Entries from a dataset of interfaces
====================
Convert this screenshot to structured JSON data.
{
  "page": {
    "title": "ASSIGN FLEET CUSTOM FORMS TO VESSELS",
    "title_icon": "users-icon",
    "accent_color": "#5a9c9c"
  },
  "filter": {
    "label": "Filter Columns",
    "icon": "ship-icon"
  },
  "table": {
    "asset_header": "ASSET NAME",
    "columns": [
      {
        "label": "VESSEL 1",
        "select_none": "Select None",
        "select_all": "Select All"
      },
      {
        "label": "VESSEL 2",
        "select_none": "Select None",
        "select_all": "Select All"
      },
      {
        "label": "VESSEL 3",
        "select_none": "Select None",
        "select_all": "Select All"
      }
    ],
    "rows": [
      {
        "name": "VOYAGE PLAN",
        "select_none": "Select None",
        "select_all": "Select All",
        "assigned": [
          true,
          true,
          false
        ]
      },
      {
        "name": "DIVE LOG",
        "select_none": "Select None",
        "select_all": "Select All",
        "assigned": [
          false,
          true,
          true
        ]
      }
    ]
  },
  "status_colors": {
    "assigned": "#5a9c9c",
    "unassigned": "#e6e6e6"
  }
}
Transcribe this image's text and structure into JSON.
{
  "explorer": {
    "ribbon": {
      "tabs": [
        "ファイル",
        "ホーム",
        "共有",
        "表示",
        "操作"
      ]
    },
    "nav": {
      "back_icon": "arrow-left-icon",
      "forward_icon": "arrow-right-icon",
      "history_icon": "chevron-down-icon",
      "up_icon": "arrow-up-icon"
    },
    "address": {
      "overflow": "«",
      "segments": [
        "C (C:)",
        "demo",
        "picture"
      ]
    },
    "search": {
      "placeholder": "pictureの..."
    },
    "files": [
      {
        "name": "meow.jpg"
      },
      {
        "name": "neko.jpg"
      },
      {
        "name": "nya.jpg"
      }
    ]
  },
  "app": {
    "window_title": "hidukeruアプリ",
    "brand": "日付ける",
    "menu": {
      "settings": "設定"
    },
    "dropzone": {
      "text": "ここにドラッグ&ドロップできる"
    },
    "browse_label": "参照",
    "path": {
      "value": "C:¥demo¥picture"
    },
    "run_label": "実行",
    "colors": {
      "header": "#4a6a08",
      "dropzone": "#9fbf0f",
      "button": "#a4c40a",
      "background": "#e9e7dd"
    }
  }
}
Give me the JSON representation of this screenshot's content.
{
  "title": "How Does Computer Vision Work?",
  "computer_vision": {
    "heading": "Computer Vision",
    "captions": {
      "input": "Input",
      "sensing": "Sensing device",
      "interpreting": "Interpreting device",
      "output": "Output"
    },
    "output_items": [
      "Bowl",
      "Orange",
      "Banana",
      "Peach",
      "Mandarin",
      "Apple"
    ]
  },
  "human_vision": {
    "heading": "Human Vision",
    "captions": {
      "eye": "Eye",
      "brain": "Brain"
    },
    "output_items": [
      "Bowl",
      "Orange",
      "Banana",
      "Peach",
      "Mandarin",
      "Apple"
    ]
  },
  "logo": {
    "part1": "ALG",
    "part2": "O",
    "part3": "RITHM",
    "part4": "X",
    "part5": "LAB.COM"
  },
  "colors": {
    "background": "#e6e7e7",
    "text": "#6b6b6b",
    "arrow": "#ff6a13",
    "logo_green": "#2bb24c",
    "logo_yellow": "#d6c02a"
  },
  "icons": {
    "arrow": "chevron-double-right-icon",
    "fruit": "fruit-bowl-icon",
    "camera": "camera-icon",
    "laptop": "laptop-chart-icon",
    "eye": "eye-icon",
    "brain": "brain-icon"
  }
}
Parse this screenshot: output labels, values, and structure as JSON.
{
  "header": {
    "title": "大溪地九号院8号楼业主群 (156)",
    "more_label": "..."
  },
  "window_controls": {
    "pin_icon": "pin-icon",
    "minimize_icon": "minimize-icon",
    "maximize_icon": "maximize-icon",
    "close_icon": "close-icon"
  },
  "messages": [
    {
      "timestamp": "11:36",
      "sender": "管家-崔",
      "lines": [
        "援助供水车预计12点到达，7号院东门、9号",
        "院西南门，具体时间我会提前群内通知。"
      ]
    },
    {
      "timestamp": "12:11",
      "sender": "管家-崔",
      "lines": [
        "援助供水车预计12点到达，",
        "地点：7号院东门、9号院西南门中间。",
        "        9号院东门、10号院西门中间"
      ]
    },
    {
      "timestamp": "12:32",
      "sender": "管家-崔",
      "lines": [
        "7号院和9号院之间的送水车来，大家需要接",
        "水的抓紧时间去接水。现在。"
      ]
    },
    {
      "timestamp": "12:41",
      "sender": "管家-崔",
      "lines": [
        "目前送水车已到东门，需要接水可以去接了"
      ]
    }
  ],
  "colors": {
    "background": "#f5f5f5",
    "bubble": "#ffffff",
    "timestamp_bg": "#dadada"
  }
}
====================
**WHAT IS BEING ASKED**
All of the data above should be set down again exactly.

**PROBLEM SOLUTION**
Convert this screenshot to structured JSON data.
{
  "page": {
    "title": "ASSIGN FLEET CUSTOM FORMS TO VESSELS",
    "title_icon": "users-icon",
    "accent_color": "#5a9c9c"
  },
  "filter": {
    "label": "Filter Columns",
    "icon": "ship-icon"
  },
  "table": {
    "asset_header": "ASSET NAME",
    "columns": [
      {
        "label": "VESSEL 1",
        "select_none": "Select None",
        "select_all": "Select All"
      },
      {
        "label": "VESSEL 2",
        "select_none": "Select None",
        "select_all": "Select All"
      },
      {
        "label": "VESSEL 3",
        "select_none": "Select None",
        "select_all": "Select All"
      }
    ],
    "rows": [
      {
        "name": "VOYAGE PLAN",
        "select_none": "Select None",
        "select_all": "Select All",
        "assigned": [
          true,
          true,
          false
        ]
      },
      {
        "name": "DIVE LOG",
        "select_none": "Select None",
        "select_all": "Select All",
        "assigned": [
          false,
          true,
          true
        ]
      }
    ]
  },
  "status_colors": {
    "assigned": "#5a9c9c",
    "unassigned": "#e6e6e6"
  }
}
Transcribe this image's text and structure into JSON.
{
  "explorer": {
    "ribbon": {
      "tabs": [
        "ファイル",
        "ホーム",
        "共有",
        "表示",
        "操作"
      ]
    },
    "nav": {
      "back_icon": "arrow-left-icon",
      "forward_icon": "arrow-right-icon",
      "history_icon": "chevron-down-icon",
      "up_icon": "arrow-up-icon"
    },
    "address": {
      "overflow": "«",
      "segments": [
        "C (C:)",
        "demo",
        "picture"
      ]
    },
    "search": {
      "placeholder": "pictureの..."
    },
    "files": [
      {
        "name": "meow.jpg"
      },
      {
        "name": "neko.jpg"
      },
      {
        "name": "nya.jpg"
      }
    ]
  },
  "app": {
    "window_title": "hidukeruアプリ",
    "brand": "日付ける",
    "menu": {
      "settings": "設定"
    },
    "dropzone": {
      "text": "ここにドラッグ&ドロップできる"
    },
    "browse_label": "参照",
    "path": {
      "value": "C:¥demo¥picture"
    },
    "run_label": "実行",
    "colors": {
      "header": "#4a6a08",
      "dropzone": "#9fbf0f",
      "button": "#a4c40a",
      "background": "#e9e7dd"
    }
  }
}
Give me the JSON representation of this screenshot's content.
{
  "title": "How Does Computer Vision Work?",
  "computer_vision": {
    "heading": "Computer Vision",
    "captions": {
      "input": "Input",
      "sensing": "Sensing device",
      "interpreting": "Interpreting device",
      "output": "Output"
    },
    "output_items": [
      "Bowl",
      "Orange",
      "Banana",
      "Peach",
      "Mandarin",
      "Apple"
    ]
  },
  "human_vision": {
    "heading": "Human Vision",
    "captions": {
      "eye": "Eye",
      "brain": "Brain"
    },
    "output_items": [
      "Bowl",
      "Orange",
      "Banana",
      "Peach",
      "Mandarin",
      "Apple"
    ]
  },
  "logo": {
    "part1": "ALG",
    "part2": "O",
    "part3": "RITHM",
    "part4": "X",
    "part5": "LAB.COM"
  },
  "colors": {
    "background": "#e6e7e7",
    "text": "#6b6b6b",
    "arrow": "#ff6a13",
    "logo_green": "#2bb24c",
    "logo_yellow": "#d6c02a"
  },
  "icons": {
    "arrow": "chevron-double-right-icon",
    "fruit": "fruit-bowl-icon",
    "camera": "camera-icon",
    "laptop": "laptop-chart-icon",
    "eye": "eye-icon",
    "brain": "brain-icon"
  }
}
Parse this screenshot: output labels, values, and structure as JSON.
{
  "header": {
    "title": "大溪地九号院8号楼业主群 (156)",
    "more_label": "..."
  },
  "window_controls": {
    "pin_icon": "pin-icon",
    "minimize_icon": "minimize-icon",
    "maximize_icon": "maximize-icon",
    "close_icon": "close-icon"
  },
  "messages": [
    {
      "timestamp": "11:36",
      "sender": "管家-崔",
      "lines": [
        "援助供水车预计12点到达，7号院东门、9号",
        "院西南门，具体时间我会提前群内通知。"
      ]
    },
    {
      "timestamp": "12:11",
      "sender": "管家-崔",
      "lines": [
        "援助供水车预计12点到达，",
        "地点：7号院东门、9号院西南门中间。",
        "        9号院东门、10号院西门中间"
      ]
    },
    {
      "timestamp": "12:32",
      "sender": "管家-崔",
      "lines": [
        "7号院和9号院之间的送水车来，大家需要接",
        "水的抓紧时间去接水。现在。"
      ]
    },
    {
      "timestamp": "12:41",
      "sender": "管家-崔",
      "lines": [
        "目前送水车已到东门，需要接水可以去接了"
      ]
    }
  ],
  "colors": {
    "background": "#f5f5f5",
    "bubble": "#ffffff",
    "timestamp_bg": "#dadada"
  }
}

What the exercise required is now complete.